After a protracted period in which Scottish Labour has been reluctant to concede that there is any need to have a constitutional debate between the Calman commission/Scotland bill proposals, there are now signs that Scottish Labour has realised that it has to re-think its constitutional position as well as its organisational structure. One is a speech by Douglas Alexander MP and shadow foreign secretary at the University of Stirling, the text of which can be found in the Caledonian Mercury here. The other is an essay by Malcolm Chisholm MSP (and former MP and Scottish minister) for Labour Hame, available here.
There are many differences between the two pieces. Alexander is very light on constitutional thinking, or indeed saying in concrete terms what he thinks Labour should do at all. But he recognises that they have relied on negative tactics to deal with the SNP in the past, and that these have not worked. He emphasises the need for a positive agenda, which ties together explanations of how Scotland benefits from the Union with an account of how to deal with domestic and social problems within Scotland.
Chisholm focuses much more on constitutional issues, and the need for Labour to develop a ‘devolution max’ position to challenge the SNP effectively. His ‘devolution max’ is evidently rather less far-reaching than the ‘full devolution’ proposed by the SNP (and to be aired further by Alex Salmond in his speech at the SNP conference on Saturday). While he is vague about details, he advocates at least some devolution of social security as well as much further-reaching fiscal devolution.

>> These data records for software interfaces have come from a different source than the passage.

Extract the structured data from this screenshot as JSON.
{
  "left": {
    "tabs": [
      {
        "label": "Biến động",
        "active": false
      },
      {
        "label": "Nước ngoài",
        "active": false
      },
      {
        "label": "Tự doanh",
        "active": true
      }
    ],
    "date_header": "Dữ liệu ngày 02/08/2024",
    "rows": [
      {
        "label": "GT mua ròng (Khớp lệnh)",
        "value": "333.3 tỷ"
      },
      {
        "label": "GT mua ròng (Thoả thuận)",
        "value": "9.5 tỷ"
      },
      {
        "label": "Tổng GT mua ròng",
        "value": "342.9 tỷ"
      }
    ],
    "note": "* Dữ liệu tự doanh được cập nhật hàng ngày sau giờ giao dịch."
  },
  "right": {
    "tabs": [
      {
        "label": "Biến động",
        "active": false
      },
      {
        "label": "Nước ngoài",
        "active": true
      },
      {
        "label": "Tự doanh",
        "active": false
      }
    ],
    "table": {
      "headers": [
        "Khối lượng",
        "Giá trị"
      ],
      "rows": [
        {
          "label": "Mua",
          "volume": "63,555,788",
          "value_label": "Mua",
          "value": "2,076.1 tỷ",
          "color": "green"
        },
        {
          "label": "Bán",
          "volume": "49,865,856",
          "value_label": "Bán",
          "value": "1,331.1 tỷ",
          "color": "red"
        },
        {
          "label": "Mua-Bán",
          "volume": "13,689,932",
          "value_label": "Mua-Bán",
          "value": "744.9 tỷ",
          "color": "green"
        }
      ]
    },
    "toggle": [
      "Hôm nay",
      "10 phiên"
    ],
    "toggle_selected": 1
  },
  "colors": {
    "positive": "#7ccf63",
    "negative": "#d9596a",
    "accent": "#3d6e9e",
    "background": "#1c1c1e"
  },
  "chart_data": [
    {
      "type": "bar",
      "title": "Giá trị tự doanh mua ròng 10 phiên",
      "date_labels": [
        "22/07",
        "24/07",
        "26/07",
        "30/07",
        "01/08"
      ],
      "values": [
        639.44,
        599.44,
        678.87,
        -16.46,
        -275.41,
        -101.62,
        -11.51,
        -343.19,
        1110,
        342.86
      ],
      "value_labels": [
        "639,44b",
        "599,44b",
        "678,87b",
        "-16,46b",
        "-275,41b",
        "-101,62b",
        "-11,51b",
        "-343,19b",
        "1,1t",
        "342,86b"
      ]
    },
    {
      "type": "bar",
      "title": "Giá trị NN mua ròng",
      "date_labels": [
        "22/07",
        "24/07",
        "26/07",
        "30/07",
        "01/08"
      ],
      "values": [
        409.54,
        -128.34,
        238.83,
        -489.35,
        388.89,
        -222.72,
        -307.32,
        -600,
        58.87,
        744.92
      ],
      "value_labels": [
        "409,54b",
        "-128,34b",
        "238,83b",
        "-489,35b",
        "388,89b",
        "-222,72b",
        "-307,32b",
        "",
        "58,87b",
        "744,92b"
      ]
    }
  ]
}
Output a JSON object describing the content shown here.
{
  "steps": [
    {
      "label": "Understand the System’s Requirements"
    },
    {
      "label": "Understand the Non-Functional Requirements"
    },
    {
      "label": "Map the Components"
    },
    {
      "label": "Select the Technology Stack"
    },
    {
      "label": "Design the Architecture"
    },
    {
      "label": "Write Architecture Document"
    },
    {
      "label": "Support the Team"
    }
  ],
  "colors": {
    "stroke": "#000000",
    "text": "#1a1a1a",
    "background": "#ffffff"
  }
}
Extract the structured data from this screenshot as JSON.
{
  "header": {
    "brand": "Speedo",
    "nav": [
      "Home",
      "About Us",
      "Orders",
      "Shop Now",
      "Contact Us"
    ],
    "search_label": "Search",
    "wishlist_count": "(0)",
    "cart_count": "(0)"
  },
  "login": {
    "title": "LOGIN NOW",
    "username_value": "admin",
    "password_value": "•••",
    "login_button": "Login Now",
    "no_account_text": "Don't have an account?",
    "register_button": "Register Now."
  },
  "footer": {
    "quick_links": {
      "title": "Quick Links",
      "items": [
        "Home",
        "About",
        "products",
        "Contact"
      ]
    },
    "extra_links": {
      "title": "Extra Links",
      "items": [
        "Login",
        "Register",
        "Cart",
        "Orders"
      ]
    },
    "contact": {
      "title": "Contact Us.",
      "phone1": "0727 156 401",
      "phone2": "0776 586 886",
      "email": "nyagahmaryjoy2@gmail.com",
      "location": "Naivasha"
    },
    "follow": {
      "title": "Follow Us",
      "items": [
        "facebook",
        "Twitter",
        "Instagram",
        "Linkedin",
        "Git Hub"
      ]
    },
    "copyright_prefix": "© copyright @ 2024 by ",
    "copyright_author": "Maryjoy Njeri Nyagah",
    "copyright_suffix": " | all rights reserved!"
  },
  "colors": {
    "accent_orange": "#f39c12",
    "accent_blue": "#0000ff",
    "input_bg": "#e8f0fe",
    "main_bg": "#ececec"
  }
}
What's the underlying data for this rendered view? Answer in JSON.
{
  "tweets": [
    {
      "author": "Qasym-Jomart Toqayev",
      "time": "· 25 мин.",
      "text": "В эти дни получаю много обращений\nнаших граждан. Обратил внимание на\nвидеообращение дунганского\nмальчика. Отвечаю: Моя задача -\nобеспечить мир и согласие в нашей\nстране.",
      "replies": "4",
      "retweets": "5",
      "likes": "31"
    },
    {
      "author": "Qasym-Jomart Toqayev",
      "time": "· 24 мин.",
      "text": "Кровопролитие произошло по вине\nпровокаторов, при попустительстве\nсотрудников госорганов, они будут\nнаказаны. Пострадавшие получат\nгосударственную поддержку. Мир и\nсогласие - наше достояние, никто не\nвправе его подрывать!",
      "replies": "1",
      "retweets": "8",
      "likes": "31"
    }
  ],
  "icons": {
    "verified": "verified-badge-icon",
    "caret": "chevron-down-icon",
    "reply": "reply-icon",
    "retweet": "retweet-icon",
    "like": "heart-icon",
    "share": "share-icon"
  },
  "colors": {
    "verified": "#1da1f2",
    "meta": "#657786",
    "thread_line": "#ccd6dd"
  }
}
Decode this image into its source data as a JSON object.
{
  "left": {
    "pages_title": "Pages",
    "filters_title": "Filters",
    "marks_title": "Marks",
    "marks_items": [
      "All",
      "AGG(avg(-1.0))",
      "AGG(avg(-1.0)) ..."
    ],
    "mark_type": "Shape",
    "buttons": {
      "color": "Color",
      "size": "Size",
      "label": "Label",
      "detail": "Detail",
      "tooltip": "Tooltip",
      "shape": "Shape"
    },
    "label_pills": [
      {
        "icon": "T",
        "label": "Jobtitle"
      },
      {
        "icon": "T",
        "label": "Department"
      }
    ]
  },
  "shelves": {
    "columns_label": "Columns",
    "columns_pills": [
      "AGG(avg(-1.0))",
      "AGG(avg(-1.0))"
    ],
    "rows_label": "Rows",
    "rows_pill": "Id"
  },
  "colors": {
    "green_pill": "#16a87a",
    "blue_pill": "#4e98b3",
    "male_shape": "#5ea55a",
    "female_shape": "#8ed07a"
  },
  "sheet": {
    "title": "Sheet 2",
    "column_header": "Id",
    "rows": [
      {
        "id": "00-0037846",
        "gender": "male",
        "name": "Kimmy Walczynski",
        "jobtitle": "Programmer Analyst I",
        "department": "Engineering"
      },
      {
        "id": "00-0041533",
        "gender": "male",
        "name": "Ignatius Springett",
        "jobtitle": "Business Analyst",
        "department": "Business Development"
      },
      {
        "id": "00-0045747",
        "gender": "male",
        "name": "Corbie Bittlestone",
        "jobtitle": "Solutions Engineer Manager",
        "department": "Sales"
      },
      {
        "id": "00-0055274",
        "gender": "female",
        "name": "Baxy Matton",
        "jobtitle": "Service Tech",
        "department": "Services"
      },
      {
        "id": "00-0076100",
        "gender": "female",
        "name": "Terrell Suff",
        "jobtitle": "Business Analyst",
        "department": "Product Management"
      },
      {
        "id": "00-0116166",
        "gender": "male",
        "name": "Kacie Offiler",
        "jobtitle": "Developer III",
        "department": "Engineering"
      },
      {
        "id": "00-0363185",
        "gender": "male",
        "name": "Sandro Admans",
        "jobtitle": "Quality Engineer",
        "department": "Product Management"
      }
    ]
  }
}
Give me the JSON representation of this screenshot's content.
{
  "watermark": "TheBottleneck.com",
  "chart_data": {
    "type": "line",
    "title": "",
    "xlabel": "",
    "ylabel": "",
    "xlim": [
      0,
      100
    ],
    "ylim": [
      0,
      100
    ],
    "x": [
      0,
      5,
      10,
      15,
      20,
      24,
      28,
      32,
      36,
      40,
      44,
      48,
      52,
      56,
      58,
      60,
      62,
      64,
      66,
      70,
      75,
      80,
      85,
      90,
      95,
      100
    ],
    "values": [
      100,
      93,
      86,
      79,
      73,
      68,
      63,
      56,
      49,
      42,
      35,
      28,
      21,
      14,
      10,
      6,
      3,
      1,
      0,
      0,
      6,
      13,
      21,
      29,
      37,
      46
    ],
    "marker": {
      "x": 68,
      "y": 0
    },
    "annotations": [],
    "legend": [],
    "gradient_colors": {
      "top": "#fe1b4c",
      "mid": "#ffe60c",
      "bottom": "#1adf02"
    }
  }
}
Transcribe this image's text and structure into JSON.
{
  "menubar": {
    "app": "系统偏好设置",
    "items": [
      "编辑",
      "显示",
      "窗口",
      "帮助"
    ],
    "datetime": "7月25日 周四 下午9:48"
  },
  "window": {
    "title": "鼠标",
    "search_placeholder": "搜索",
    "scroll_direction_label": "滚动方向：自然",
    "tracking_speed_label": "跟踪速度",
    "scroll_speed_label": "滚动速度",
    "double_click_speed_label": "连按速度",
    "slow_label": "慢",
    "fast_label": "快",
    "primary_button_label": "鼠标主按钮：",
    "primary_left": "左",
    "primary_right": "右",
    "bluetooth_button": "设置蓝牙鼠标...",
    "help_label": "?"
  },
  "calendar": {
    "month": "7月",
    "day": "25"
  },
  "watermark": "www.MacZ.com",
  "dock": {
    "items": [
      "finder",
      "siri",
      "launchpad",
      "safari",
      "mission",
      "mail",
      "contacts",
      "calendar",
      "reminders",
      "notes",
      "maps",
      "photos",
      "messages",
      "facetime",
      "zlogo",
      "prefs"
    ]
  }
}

Neither of these proposals is a finished piece of constitutional thinking, but given the intellectual deep freeze in which Labour’s thinking has been confined for some considerable time, it’s striking that they are willing to be more politically and intellectually adventurous – and these sorts of work take some considerable time.